These late additions are courtesy of Canadian Coalition for Electronic Rights. This group has a nice form letter on offer so you can Send A Letter To Ottawa To Stop The Canadian DMCA. You can customize the letter in their online form, and when you submit it, they will electronically submit your letter to an array of politicians (a less extensive list than mine, which is a kitchen sink approach) and then the CCER also undertakes to forward a hard copy to these same politicians.

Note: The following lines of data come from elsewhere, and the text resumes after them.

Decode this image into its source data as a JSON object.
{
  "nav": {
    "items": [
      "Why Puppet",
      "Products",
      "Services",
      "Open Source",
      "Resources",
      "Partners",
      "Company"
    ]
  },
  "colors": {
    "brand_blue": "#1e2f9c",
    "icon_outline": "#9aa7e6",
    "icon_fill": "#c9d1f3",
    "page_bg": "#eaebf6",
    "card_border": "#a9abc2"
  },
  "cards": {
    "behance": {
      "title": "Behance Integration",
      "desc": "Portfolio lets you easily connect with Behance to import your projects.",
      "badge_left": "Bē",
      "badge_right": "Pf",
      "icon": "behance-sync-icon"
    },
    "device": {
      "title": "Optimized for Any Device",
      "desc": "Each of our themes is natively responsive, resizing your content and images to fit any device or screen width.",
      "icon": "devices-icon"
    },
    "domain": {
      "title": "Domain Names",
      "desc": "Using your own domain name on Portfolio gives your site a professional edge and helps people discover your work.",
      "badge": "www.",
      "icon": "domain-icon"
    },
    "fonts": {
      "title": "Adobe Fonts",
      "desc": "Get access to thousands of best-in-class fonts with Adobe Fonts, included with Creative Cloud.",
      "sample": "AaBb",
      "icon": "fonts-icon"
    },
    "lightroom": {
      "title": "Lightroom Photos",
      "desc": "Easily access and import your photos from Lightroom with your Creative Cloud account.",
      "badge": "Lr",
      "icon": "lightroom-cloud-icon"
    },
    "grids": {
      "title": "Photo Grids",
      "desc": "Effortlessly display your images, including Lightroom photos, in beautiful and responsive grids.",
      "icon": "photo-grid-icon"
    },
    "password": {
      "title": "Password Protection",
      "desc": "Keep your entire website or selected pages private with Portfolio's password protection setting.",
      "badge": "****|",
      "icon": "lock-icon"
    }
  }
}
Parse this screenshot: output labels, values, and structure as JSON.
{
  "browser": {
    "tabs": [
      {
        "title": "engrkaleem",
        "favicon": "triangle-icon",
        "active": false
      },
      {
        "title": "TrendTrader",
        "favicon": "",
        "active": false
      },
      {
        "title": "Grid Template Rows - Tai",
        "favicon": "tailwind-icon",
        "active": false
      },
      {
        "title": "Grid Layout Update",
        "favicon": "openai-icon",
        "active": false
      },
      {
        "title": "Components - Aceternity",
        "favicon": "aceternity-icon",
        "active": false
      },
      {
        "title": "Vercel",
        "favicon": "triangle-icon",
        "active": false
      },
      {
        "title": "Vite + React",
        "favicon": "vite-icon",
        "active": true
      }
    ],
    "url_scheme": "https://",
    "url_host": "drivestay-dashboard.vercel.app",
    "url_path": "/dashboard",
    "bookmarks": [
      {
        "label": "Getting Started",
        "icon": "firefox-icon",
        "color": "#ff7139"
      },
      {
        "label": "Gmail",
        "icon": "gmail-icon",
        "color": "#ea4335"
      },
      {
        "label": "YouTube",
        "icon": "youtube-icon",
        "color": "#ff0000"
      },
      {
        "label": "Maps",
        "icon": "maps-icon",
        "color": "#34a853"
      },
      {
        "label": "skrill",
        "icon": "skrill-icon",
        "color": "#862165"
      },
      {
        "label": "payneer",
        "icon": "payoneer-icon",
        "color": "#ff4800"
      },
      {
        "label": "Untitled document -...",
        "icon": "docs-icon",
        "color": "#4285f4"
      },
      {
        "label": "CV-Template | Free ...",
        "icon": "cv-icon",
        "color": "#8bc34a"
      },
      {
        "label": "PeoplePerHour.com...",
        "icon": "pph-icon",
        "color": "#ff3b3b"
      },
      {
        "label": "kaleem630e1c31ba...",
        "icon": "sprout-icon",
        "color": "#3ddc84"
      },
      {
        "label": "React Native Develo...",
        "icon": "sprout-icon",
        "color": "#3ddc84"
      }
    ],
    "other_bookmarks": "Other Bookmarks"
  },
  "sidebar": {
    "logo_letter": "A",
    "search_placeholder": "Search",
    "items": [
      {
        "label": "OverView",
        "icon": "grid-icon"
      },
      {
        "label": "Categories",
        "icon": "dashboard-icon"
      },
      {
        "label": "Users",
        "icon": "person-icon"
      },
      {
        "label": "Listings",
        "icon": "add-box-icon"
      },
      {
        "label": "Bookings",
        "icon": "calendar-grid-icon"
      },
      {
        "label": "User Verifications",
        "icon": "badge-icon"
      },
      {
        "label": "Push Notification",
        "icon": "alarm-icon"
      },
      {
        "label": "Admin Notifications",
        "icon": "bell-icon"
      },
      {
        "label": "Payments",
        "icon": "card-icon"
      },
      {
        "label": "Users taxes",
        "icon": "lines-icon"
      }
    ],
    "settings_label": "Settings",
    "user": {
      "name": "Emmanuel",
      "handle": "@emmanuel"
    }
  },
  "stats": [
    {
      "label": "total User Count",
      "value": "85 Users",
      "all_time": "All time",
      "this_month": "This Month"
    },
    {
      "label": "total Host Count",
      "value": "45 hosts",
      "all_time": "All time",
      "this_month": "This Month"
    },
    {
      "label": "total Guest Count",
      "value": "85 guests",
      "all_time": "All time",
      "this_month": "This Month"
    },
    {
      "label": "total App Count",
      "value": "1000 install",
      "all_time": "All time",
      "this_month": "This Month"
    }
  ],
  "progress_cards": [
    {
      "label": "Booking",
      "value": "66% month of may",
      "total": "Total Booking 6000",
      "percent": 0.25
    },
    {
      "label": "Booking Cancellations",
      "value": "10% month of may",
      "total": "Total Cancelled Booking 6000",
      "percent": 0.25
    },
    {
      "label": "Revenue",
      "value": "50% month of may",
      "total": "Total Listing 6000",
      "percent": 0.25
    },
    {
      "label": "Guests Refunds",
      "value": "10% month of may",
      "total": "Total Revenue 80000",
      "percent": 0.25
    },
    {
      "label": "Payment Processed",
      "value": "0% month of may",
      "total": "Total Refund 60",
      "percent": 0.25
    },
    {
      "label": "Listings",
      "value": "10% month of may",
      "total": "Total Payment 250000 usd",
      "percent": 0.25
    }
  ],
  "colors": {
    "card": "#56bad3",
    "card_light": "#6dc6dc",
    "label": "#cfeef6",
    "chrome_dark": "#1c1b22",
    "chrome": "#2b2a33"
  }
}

Certainly it is less work to allow someone else to do the mailing for you, but that’s always a bit dangerous. One of the simplest ways to protect yourself online–a simple internet security safeguard– is to not give out any more personal info than you absolutely have to online. There are times when we haven’t a choice. When dealing with my bank, I HAVE to identify myself to them if I want to be able to access my cash. But then, I only access my bank through their secure (read encrypted) web page.
I wouldn’t use a form myself, partly because I’m a writer, and partly because, like email, politicians assign less weight to a form letter. On the other hand, a form letter is much better than no response at all. Of course, I might cut and past their form letter into Open Office to use as a road map for writing my own.
This is not to malign the Canadian Coalition for Electronic Rights. They are just trying to make it as easy as possible for concerned citizens to put their two cents worth in, because the CCER understands the importance of speaking out. But ANY time you fill in a form like this and send your unencrypted personal information over the Internet it can easily go astray or be harvested by spammers. Especially in Canada where the CRTC has given Bell Canada permission to use Deep Packet Inspection on Canadian Internet traffic. DPI makes it possible for Bell to see anything unencrypted that we put online. Bell Canada assured the CRTC that it would not abuse this process, but there is no oversight or any meaningful complaint procedure in place should your personal information be compromised in any way.
I’ll opt for caution.
P.S. The bill is scheduled to be tabled (introduced into the legislature, I think that means first reading but I may be wrong) this afternoon.
For breaking news check Michael Geist’s blog. Curerently this is the latest: